Then to prepare to write Book 1, I first broke that few paragraph synopsis into milestones – Rising Action, Turning Point(s), Crisis, Twist, Climax, Resolution, etc.  Then I broke them down further into chapters, e.g., “Ch1 – Alessa’s in the library studying, she can’t concentrate since (as usual) she’s thinking about the ghost.  Also introduce features x, y, z about her character.  She gives up on studying and decides to go find Janie.”  I did that for EVERY CHAPTER.

And here’s where I made my first mistake – I didn’t plan enough.  When I wrote my outline, there were some sections in the middle of the book and at the climax that I wasn’t quite sure what I wanted to do with, and so I was vague in the outline and just figured I’d know what to do when I got there.  And guess what – I didn’t.  So these parts of the book ended up being the weakest parts, which required me to later revise heavily to fix them.  In retrospect, I should have waited to start writing until I figured it all out.

Also, another thing I wasn’t specific enough about in my outline was timing and schedule.  I had planned a pretty thorough outline of what happened to all of the characters before the book began, but for some reason, I thought the timing of the rest of it would be clear as I wrote.  Well, it wasn’t – I kept having to go back and check on which days Alessa had which classes, and how many days had passed between event A and event B to make sure the timing was right, etc., etc., and sure enough I later found some inconsistencies which drove me nuts and were difficult to fix since I now had 300+ pages to dig through to figure out where I went wrong.  Lesson number 2: put days and times on everything that happens in your chapter outline.

So besides those two roadbumps with not planning *quite* thoroughly enough, once I had my outline, things were smooth sailing.  I wrote Stitch while working full time, so each week I would devote my entire weekend to writing 3-4 chapters, then I would send them out to my beta readers (thank you guys!!) and implement their revisions the following week whenever I had time in the evenings.  In this manner, I was able to finish the first draft in a little under 4 months (I did my planning over the Christmas holidays and had a completed manuscript by April).  Then I gave myself a few weeks to decompress and try to forget my writing so that I could came back to revise with fresh eyes (and in the meantime I caught up on reading 15 of the best YA books from the past two years over about 2.5 weeks disguised as “market research” – it was a fantastic couple of weeks!).  Now here I am in June, finishing up my fourth draft after some big revisions (which could have been avoided with better planning!!) and getting ready to launch this thing.

So that’s the “How.”  And since we are pushing 900 words already, I’m going to save the “Why” for next time…

And so it begins…

Dear Reader,

Thanks so much for visiting my website!
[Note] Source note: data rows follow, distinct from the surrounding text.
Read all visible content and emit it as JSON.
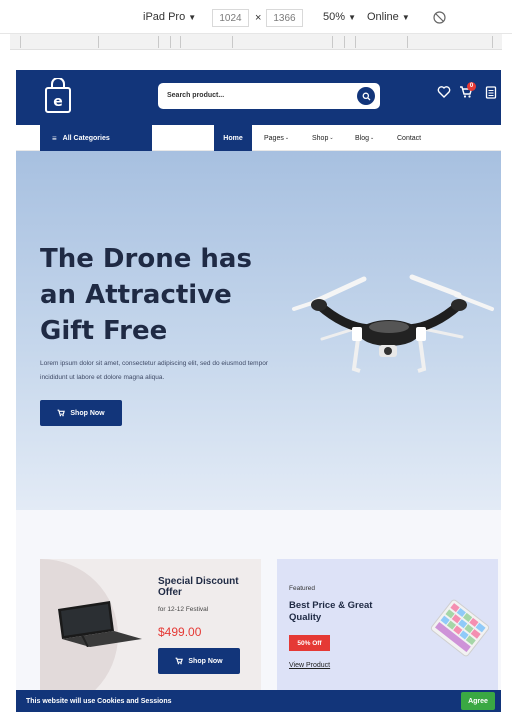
{
  "devtools": {
    "device": "iPad Pro",
    "width": "1024",
    "times": "×",
    "height": "1366",
    "zoom": "50%",
    "network": "Online",
    "caret": "▼"
  },
  "header": {
    "search_placeholder": "Search product...",
    "cart_count": "0"
  },
  "nav": {
    "all_categories": "All Categories",
    "home": "Home",
    "pages": "Pages",
    "shop": "Shop",
    "blog": "Blog",
    "contact": "Contact"
  },
  "hero": {
    "title": "The Drone has an Attractive Gift Free",
    "text": "Lorem ipsum dolor sit amet, consectetur adipiscing elit, sed do eiusmod tempor incididunt ut labore et dolore magna aliqua.",
    "button": "Shop Now"
  },
  "promo1": {
    "title": "Special Discount Offer",
    "subtitle": "for 12-12 Festival",
    "price": "$499.00",
    "button": "Shop Now"
  },
  "promo2": {
    "tag": "Featured",
    "title": "Best Price & Great Quality",
    "badge": "50% Off",
    "link": "View Product"
  },
  "cookie": {
    "text": "This website will use Cookies and Sessions",
    "button": "Agree"
  },
  "colors": {
    "primary": "#12357a",
    "sale": "#e53935",
    "agree": "#3aa843"
  }
}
As you may have surmised, my name is Samantha and I am the author of the upcoming YA sci-fi novel Stitch.

Stitch is my very first novel, and as a first time novelist, I’ve found the blogs of other authors to be incredibly helpful in getting acquainted with the daunting world of publishing. The goal of this blog is to document my trials and travails as a debut author to share with future writers who are embarking on the same journey.

Thanks so much for your support and encouragement, and don’t hesitate to reach out – I’ll do my best to answer each and every email I receive.